What has the Ministry of Planning and Investment (MPI) been doing to accompany businesses and support their development?
|Deputy Minister of Planning and Investment Tran Duy Dong |
The MPI listens to all comments and recommendations from enterprises. We often organise meetings between state agencies and enterprises to find out if they are struggling, and collaborate with the Government Office to hold annual conferences for the prime minister and businesses.
Thereby, the ministry plays the pioneering role of proposing to the government and prime minister some policies to remove burdens on production and business, supporting enterprises to adapt and recover. These include various resolutions on tasks and solutions for dealing with difficulties in business operations, promoting disbursement in public investment, ensuring public order and safety during the pandemic, and generally supporting enterprises, cooperatives, and business households in these times.
We are conducting the role of standing agency of the two prime minister’s special working groups on removing difficulties for businesses and people, and policies on investment and business, as well as being the focal point to promote the implementation of supporting policies in line with the Law on Supporting Small- and Medium-Sized Enterprises (SMEs) and Decree No.80/2021/ND-CP on the elaboration of some articles of the law.
Additionally, we are directly collaborating with various associations from the United States, Japan, Singapore, and others, as well as the Vietnam Association of SMEs and technology giants such as VNPT, Amazon Global Selling, and Oracle to carry out assistance for such enterprises to overcome the woes of the health crisis. This is carried out by strengthening the links to the leading firms in supply chains, financial accessibility, and digital transformation. These moves match the demand and are timely for businesses to gain more motivation, becoming a foundation to maintain and stabilise production.
In order to support businesses to overcome difficulties and develop sustainably, what plans and programmes should the government provide to help them next year?
The MPI has submitted to the government a draft of the enterprise recovery programme with a number of specific solutions, These include supporting the improvement of the liquidity of businesses in the form of extending or delaying tax payment deadlines; exempting or reducing taxes and fees as well as cutting lending interest rates; and supporting interest rate compensation for businesses in industries strongly affected by the pandemic, and the key industries prioritised to become a driving force for the economy.
The draft programme also pays attention to supporting businesses in digital transformation, innovative startups that are applying science and technologies, labour restructuring, attracting and re-training workers, corporate and finance restructuring, and improving risk management.
Solutions to support SMEs have also been concretised and focused in Decree 80, which focuses on innovative startups, supporting enterprises participating in value chains, and applying digital transformation, sci-tech, and innovation.
Moreover, the ministry has also been directed to effectively implement activities of technical support projects for businesses.
To quickly overcome the main issues and seize opportunities, what should SMEs do to prepare?
Vietnamese SMEs, making up 98 per cent of all enterprises here, have low competitiveness and a weak ability to participate in global value chains.
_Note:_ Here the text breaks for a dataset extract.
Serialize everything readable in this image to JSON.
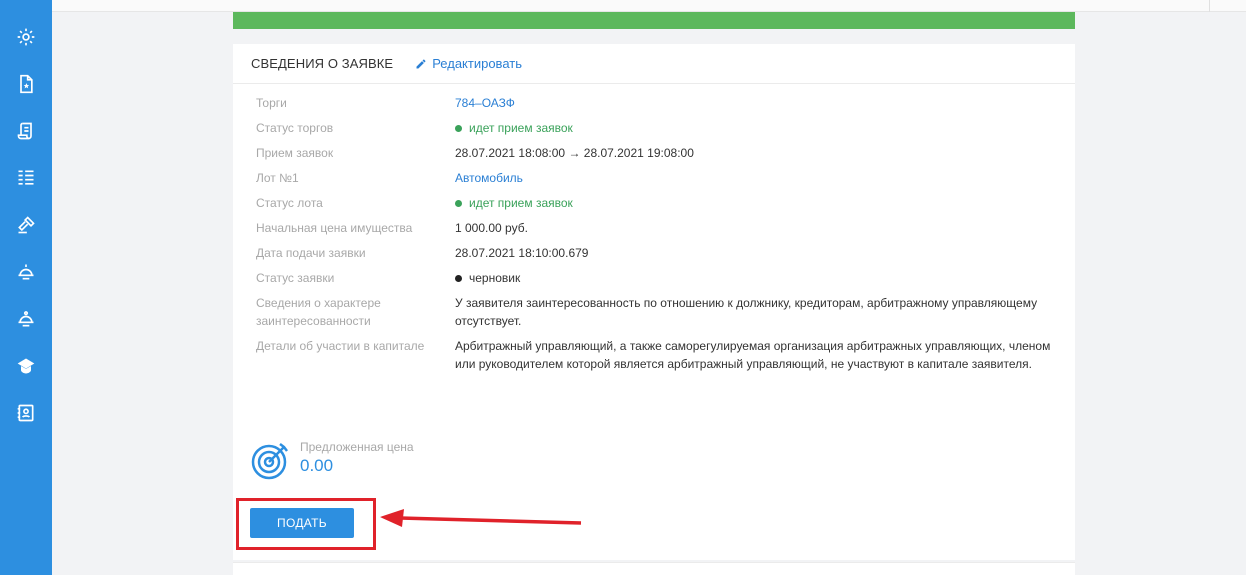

Most of them are still mainly developing, and have not improved much in quality.
The pandemic has also reduced their resilience, leading to the risk of disruptions of supply chains, labour chains, and large-scale production impacts. However, the pandemic also creates opportunities for businesses, especially in forming and developing new value chains and links, and emerging new business models and lines.
This is also an opportunity for Vietnamese businesses to recognise and re-test their true capacity, resilience, and adaptability to market issues, production restructuring, and strategic transformation.
In that context, enterprises need to actively innovate their production and business models, restructure enterprises in association with digital transformation, and improve the capacity and competitiveness of enterprises.
They must also actively restructure labour, pay more attention to training and re-training employees, become equipped with a modern and professional corporate governance, actively apply strong science and technology, create new value standards, and expand markets by participating in the global value chain.